To set up the login paths in the .mylogin.cnf file, use the following set commands. Enter each command on a single line, and enter the appropriate passwords when prompted:

shell> mysql_config_editor set --login-path=client
         --host=localhost --user=localuser --password
Enter password: enter password "localpass" here
shell> mysql_config_editor set --login-path=remote
         --host=remote.example.com --user=remoteuser --password
Enter password: enter password "remotepass" here

mysql_config_editor uses the client login path by default, so the --login-path=client option can be omitted from the first command without changing its effect.

To see what mysql_config_editor writes to the .mylogin.cnf file, use the print command:

shell> mysql_config_editor print --all
[client]
user = localuser
password = *****
host = localhost
[remote]
user = remoteuser
password = *****
host = remote.example.com

The print command displays each login path as a set of lines beginning with a group header indicating the login path name in square brackets, followed by the option values for the login path.
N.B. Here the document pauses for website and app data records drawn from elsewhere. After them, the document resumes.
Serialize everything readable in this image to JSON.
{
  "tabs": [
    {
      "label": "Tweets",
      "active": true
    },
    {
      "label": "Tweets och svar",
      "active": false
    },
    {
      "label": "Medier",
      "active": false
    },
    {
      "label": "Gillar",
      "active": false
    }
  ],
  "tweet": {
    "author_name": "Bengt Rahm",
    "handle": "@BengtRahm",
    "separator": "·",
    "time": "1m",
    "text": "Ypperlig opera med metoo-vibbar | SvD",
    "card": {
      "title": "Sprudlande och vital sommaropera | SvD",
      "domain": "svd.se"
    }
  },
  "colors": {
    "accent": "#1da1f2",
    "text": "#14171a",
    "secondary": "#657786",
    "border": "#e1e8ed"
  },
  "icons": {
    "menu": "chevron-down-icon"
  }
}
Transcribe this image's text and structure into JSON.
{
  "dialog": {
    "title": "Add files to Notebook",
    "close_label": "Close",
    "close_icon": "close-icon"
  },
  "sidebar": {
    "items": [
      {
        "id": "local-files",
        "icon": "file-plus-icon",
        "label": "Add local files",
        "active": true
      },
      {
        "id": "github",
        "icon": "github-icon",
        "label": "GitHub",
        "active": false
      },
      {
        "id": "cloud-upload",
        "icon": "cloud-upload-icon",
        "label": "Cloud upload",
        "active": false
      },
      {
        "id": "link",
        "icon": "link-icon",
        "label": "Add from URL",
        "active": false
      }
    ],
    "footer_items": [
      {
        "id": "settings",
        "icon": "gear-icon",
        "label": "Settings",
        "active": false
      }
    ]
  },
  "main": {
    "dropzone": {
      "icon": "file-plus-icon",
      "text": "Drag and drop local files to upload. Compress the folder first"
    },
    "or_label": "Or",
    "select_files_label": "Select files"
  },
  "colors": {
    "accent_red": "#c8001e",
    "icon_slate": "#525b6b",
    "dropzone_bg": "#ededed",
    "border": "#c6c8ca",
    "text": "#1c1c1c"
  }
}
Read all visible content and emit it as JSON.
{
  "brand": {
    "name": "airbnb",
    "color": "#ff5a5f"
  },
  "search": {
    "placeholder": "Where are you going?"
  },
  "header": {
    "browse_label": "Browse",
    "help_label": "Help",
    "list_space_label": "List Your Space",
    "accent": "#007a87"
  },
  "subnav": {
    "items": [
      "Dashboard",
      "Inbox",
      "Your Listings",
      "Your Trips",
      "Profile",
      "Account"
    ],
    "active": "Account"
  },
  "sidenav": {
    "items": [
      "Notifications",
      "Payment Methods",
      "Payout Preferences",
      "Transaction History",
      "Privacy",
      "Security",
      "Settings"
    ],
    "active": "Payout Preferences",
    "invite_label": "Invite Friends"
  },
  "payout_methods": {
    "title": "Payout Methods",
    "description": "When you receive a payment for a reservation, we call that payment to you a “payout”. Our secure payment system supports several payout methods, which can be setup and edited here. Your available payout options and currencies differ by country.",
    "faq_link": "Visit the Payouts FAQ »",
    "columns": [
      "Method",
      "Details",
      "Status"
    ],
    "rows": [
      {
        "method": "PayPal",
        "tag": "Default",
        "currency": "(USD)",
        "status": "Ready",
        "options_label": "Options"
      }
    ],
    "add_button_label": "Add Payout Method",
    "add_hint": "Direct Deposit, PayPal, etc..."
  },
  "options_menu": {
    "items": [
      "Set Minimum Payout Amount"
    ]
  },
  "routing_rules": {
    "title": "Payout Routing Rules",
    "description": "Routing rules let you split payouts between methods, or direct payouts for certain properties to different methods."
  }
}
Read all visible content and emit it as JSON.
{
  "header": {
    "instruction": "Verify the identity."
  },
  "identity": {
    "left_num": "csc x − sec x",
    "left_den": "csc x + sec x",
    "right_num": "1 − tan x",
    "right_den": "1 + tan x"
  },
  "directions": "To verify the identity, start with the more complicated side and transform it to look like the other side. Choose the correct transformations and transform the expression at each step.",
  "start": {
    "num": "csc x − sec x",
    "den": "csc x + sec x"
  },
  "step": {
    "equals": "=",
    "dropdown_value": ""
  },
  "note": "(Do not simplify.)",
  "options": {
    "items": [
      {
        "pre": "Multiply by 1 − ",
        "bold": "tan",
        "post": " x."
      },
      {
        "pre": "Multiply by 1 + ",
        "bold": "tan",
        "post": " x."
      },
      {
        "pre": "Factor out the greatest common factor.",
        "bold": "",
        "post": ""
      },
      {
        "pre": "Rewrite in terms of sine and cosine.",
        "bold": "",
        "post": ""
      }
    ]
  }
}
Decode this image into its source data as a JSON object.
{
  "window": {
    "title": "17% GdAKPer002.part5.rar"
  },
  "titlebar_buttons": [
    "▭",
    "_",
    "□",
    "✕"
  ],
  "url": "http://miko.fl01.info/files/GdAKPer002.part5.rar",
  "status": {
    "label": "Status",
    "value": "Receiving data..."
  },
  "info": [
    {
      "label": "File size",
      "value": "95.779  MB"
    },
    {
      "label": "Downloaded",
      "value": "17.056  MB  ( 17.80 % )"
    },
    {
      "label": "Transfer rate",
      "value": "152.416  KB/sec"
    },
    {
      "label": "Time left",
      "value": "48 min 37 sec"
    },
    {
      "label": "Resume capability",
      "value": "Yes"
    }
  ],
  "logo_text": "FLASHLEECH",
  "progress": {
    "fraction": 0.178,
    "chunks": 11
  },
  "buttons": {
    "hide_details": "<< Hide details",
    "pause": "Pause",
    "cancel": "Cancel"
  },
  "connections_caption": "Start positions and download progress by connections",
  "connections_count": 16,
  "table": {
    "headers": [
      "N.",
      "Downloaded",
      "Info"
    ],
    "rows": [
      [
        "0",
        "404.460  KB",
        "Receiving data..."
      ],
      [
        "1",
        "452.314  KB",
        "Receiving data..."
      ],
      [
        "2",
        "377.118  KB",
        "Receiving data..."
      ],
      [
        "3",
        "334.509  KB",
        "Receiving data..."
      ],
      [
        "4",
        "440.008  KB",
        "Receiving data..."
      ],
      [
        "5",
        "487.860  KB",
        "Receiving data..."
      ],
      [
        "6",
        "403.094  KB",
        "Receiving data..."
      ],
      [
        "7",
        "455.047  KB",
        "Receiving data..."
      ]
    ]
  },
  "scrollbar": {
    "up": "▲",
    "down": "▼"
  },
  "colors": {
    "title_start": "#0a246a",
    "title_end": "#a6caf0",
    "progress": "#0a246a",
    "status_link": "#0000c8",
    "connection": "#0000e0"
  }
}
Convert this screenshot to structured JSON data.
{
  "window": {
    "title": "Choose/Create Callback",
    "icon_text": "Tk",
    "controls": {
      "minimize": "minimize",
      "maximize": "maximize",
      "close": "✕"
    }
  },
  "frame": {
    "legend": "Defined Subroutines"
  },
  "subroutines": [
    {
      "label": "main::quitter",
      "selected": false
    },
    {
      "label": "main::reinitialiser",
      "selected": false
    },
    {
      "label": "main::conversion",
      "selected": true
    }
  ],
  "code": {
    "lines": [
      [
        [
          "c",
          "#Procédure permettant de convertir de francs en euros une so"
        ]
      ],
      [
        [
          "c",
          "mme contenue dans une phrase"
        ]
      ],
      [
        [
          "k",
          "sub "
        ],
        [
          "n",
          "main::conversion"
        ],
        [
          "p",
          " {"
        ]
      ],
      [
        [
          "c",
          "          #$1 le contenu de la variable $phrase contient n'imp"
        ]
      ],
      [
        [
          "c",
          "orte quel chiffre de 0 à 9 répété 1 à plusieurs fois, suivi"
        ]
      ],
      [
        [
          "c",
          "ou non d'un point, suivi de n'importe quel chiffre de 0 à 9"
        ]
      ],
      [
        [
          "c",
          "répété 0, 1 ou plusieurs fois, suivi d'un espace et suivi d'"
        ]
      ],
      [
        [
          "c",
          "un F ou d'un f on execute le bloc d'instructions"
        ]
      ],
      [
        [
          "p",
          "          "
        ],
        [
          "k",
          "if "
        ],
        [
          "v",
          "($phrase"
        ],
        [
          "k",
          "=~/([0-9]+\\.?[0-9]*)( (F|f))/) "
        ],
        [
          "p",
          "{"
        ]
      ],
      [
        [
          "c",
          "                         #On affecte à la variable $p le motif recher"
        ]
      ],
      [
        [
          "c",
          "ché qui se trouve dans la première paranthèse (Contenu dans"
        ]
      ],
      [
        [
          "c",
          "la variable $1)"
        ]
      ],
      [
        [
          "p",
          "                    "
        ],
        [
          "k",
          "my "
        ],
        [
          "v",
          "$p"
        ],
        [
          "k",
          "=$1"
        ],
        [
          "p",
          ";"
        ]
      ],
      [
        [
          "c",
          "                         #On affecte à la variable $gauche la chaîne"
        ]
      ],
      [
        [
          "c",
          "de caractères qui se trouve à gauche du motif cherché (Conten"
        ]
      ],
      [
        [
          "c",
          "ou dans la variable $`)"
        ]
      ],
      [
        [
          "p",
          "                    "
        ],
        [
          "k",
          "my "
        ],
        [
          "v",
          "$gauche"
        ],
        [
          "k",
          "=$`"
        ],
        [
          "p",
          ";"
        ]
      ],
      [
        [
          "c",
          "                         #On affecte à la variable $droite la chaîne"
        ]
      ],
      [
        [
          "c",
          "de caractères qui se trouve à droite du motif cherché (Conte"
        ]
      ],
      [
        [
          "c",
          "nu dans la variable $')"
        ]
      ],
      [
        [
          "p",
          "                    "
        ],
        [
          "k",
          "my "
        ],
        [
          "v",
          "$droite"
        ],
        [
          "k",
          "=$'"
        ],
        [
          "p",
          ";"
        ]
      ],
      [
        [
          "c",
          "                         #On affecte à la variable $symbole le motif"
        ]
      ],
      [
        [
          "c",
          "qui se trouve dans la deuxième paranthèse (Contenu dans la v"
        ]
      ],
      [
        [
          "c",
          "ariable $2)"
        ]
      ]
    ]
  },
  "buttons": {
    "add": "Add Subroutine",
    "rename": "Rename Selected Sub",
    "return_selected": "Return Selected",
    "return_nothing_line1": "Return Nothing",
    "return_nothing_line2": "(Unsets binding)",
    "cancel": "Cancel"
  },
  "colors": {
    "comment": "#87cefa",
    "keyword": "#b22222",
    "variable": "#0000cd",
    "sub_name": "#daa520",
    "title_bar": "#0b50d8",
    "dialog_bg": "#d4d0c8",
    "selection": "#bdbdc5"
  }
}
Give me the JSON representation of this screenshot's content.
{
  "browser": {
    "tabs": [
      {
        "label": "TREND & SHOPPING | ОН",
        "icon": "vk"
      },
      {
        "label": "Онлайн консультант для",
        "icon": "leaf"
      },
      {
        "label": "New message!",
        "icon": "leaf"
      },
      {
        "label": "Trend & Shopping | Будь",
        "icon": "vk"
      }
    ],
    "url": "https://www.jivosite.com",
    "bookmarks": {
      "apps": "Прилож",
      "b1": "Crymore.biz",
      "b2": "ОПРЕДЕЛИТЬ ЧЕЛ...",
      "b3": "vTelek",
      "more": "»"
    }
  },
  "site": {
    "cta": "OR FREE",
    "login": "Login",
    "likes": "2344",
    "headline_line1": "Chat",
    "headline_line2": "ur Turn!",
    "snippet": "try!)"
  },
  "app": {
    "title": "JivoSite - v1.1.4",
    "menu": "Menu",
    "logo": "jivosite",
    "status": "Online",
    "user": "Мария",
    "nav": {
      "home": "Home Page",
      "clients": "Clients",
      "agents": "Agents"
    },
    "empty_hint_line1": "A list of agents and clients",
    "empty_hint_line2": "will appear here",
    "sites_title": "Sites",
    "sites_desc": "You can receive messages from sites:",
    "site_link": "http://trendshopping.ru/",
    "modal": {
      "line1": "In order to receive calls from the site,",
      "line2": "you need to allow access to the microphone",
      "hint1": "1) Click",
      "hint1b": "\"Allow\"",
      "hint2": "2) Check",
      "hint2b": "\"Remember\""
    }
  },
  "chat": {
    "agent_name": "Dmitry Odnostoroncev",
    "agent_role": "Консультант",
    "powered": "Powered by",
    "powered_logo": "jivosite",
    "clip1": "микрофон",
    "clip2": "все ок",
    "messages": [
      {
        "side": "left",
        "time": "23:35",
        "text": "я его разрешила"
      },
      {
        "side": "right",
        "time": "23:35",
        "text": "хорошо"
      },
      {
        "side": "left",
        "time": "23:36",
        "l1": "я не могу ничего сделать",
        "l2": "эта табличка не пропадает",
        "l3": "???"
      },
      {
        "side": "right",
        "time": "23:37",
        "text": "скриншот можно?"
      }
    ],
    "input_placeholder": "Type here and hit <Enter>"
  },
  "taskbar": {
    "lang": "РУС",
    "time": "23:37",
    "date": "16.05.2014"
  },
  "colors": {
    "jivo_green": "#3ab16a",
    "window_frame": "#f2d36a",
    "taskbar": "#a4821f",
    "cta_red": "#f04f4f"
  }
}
Password values are masked and do not appear as cleartext.

If you do not specify --all to display all login paths or --login-path=name to display a named login path, the print command displays the client login path by default, if there is one.

As shown by the preceding example, the login path file can contain multiple login paths. In this way, mysql_config_editor makes it easy to set up multiple personalities for connecting to different MySQL servers, or for connecting to a given server using different accounts. Any of these can be selected by name later using the --login-path option when you invoke a client program. For example, to connect to the remote server, use this command:

shell> mysql --login-path=remote

Here, mysql reads the [client] and [mysql] option groups from other option files, and the [client], [mysql], and [remote] groups from the login path file.

To connect to the local server, use this command:

shell> mysql --login-path=client

Because mysql reads the client and mysql login paths by default, the --login-path option does not add anything in this case. That command is equivalent to this one:

shell> mysql

Options read from the login path file take precedence over options read from other option files. Options read from login path groups appearing later in the login path file take precedence over options read from groups appearing earlier in the file.

mysql_config_editor adds login paths to the login path file in the order you create them, so you should create more general login paths first and more specific paths later. If you need to move a login path within the file, you can remove it, then recreate it to add it to the end.

When you use the set command with mysql_config_editor to create a login path, you need not specify all possible option values (host name, user name, password, port, socket). Only those values given are written to the path. Any missing values required later can be specified when you invoke a client path to connect to the MySQL server, either in other option files or on the command line. Any options specified on the command line override those specified in the login path file or other option files. For example, if the credentials in the remote login path also apply for the host remote2.example.com, connect to the server on that host like this:

shell> mysql --login-path=remote --host=remote2.example.com

mysql_config_editor General Options

mysql_config_editor supports the following general options, which may be used preceding any command named on the command line. For descriptions of command-specific options, see mysql_config_editor Commands and Command-Specific Options.

Table 4.14 mysql_config_editor General Options

FormatDescription
--debugWrite a debugging log
--helpDisplay help message and exit
--verboseVerbose mode
--versionDisplay version information and exit

mysql_config_editor Commands and Command-Specific Options

This section describes the permitted mysql_config_editor commands, and, for each one, the command-specific options permitted following the command name on the command line.

In addition, mysql_config_editor supports general options that can be used preceding any command. For descriptions of these options, see mysql_config_editor General Options.

mysql_config_editor supports these commands: